Promotional Video Stirs up a Storm in China

Chinese Propaganda poster during Korean War - The Chinese and Korean Soldiers are Dismissing the Western Powers
Chinese Propaganda poster during Korean War - The Chinese and Korean Soldiers are Dismissing the Western Powers

A recently released film, ‘My War,’ directed by Peng Shun, a Hong Kong resident well known for directing horror films, has resurrected the debate over China’s involvement in the Korean War. This war, which has never had a peace treaty signed, was brought to a tenuous close by the signing of an armistice agreement that divided the Korean peninsula into two states, North Korea that has remained secretive and under Communist rule and South Korea, backed by the West.

A promotional video for the film, released on YouTube, has caused a furor in China. It shows a group of aged Chinese tourists on a bus, ostensibly taking a tour of Seoul and guided by a young Korean girl. The tourists are well-known Chinese actors and actresses, and as the young tour guide starts her introduction, she is interrupted by the elderly Chinese who tell her that they have been to Seoul before. She appears confused, as she could find no record of them entering South Korea before, but the elderly people tell her that the last time they came they did not need passports, they carried “red flags” and at that time Seoul was called Hansung. The implication was that they were part of the Chinese invading force that supported the North Koreans while the United Nations, with a mainly American force, supported the South Koreans. The video ends by the young tour guide being advised to watch the film ‘My War’ and the tourists then chant, “Resist US aggression and aid Korea, protect our home and defend our country,” a propaganda slogan widely used by the Chinese during the Korean War.

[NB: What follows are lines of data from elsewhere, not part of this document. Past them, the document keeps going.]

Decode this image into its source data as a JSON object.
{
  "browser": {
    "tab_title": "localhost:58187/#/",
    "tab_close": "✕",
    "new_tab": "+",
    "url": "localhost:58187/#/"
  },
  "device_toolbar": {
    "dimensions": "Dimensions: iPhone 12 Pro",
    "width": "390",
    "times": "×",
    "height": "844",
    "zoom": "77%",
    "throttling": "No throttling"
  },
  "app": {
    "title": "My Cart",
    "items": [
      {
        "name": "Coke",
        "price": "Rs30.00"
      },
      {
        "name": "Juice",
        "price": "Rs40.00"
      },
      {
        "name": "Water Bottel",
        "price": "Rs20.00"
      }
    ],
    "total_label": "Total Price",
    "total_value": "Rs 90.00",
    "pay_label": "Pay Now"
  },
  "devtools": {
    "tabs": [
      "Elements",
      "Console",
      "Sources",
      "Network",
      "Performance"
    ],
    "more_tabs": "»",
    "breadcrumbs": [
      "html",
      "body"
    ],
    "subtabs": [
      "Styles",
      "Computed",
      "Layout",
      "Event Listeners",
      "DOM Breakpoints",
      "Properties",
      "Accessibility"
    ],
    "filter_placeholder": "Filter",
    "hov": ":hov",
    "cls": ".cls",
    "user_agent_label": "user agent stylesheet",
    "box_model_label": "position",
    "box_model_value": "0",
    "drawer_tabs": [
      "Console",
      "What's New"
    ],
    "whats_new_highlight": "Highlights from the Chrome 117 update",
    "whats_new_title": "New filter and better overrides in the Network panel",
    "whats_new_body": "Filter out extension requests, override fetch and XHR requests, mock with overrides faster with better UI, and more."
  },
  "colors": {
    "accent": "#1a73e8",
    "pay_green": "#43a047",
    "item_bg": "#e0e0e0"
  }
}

The video has drawn little from South Korea, but the reaction from the Chinese who have seen the video on YouTube has been sharp and highly critical. Comments such as “disgusting” are common, and one comment likened the commentary on the film to farmers discussing crops rather than the trauma of war. Many comments took up a human rights theme, “No war should be consumed light-heartedly,” wrote one commentator, who inferred the video reflected a mentality that “represents the most cold-blooded value of war.”

Many Chinese are not happy about drawing attention to their close liaison with North Korea, especially with the North Korean nuclear program causing so much dissent at this time. China is also against the proposed nuclear missile shield that America intends placing in South Korea as protection against North Korean aggression, China Digital Times reported.

The film’s director strenuously denied that he had had anything to do with the creation of the promotional material, claiming he neither designed nor directed the video and that it “has nothing to do with the film.”  He pleaded for people to judge the film on its own merits saying it attempted to reflect war’s cruelty and inhumanity by following young Chinese soldiers. In an interview with Entertainment Capital, Pang says, “There is no hero – only the fear, pain and growth that ordinary people experience during the war.”

The production company for the film, China Film Co., a subsidiary of the state-run China Film Group, have also made no comment on the issue.

The film is an adaptation of the book Tuanyuan (Reunion) written by Ba Jin has been released in China. According to the media review site, it holds 3.5 out of 5 starts, and China Box Office says it has earned nearly $4 million. The film stars Chinese actors Liu Ye and Wang Luodan and Taiwanese actor Tony Yang.

Ian Harvey

Ian Harvey is one of the authors writing for WAR HISTORY ONLINE